## THE PROBLEM
Produce a word-for-word copy of the data that follows, excluding images.

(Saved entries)
========

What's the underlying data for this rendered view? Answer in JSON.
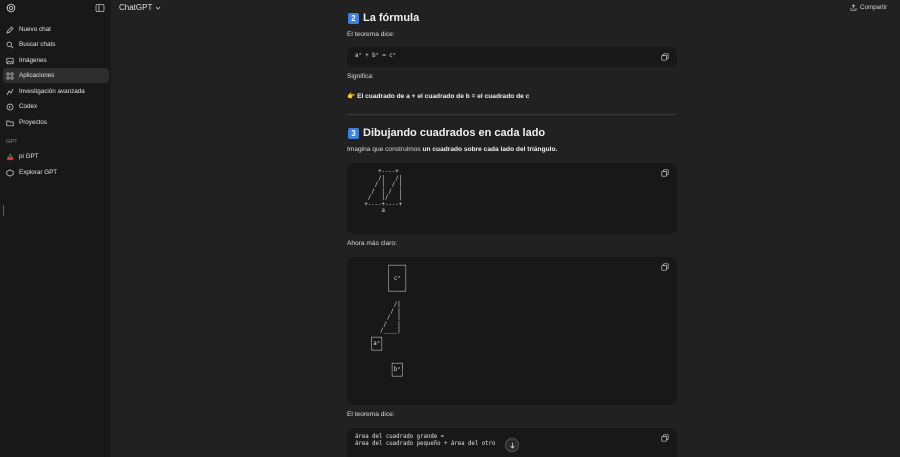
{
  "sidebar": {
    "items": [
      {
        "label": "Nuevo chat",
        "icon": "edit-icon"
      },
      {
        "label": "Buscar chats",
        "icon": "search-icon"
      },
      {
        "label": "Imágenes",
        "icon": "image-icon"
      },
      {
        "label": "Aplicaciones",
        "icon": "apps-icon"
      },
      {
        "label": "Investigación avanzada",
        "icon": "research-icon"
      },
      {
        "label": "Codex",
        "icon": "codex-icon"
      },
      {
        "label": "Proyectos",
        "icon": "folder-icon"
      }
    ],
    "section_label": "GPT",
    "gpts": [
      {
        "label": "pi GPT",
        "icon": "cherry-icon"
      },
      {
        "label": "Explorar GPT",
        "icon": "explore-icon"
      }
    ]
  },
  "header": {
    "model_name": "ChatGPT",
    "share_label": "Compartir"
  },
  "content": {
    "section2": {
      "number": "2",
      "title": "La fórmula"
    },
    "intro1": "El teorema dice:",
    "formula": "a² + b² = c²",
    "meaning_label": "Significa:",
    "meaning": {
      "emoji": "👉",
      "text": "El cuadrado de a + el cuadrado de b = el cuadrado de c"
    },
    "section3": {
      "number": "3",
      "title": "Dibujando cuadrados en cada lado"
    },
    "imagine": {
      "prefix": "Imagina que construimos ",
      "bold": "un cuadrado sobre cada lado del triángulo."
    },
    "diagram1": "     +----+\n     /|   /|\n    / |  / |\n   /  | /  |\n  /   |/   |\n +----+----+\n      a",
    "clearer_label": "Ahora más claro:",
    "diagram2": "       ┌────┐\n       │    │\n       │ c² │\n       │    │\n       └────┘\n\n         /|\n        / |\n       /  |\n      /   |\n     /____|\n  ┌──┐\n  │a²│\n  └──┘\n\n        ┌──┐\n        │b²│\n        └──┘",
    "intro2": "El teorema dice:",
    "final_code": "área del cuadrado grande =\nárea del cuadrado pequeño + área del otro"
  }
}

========

## SOLUTION FOR THIS TASK
What's the underlying data for this rendered view? Answer in JSON.
{
  "sidebar": {
    "items": [
      {
        "label": "Nuevo chat",
        "icon": "edit-icon"
      },
      {
        "label": "Buscar chats",
        "icon": "search-icon"
      },
      {
        "label": "Imágenes",
        "icon": "image-icon"
      },
      {
        "label": "Aplicaciones",
        "icon": "apps-icon"
      },
      {
        "label": "Investigación avanzada",
        "icon": "research-icon"
      },
      {
        "label": "Codex",
        "icon": "codex-icon"
      },
      {
        "label": "Proyectos",
        "icon": "folder-icon"
      }
    ],
    "section_label": "GPT",
    "gpts": [
      {
        "label": "pi GPT",
        "icon": "cherry-icon"
      },
      {
        "label": "Explorar GPT",
        "icon": "explore-icon"
      }
    ]
  },
  "header": {
    "model_name": "ChatGPT",
    "share_label": "Compartir"
  },
  "content": {
    "section2": {
      "number": "2",
      "title": "La fórmula"
    },
    "intro1": "El teorema dice:",
    "formula": "a² + b² = c²",
    "meaning_label": "Significa:",
    "meaning": {
      "emoji": "👉",
      "text": "El cuadrado de a + el cuadrado de b = el cuadrado de c"
    },
    "section3": {
      "number": "3",
      "title": "Dibujando cuadrados en cada lado"
    },
    "imagine": {
      "prefix": "Imagina que construimos ",
      "bold": "un cuadrado sobre cada lado del triángulo."
    },
    "diagram1": "     +----+\n     /|   /|\n    / |  / |\n   /  | /  |\n  /   |/   |\n +----+----+\n      a",
    "clearer_label": "Ahora más claro:",
    "diagram2": "       ┌────┐\n       │    │\n       │ c² │\n       │    │\n       └────┘\n\n         /|\n        / |\n       /  |\n      /   |\n     /____|\n  ┌──┐\n  │a²│\n  └──┘\n\n        ┌──┐\n        │b²│\n        └──┘",
    "intro2": "El teorema dice:",
    "final_code": "área del cuadrado grande =\nárea del cuadrado pequeño + área del otro"
  }
}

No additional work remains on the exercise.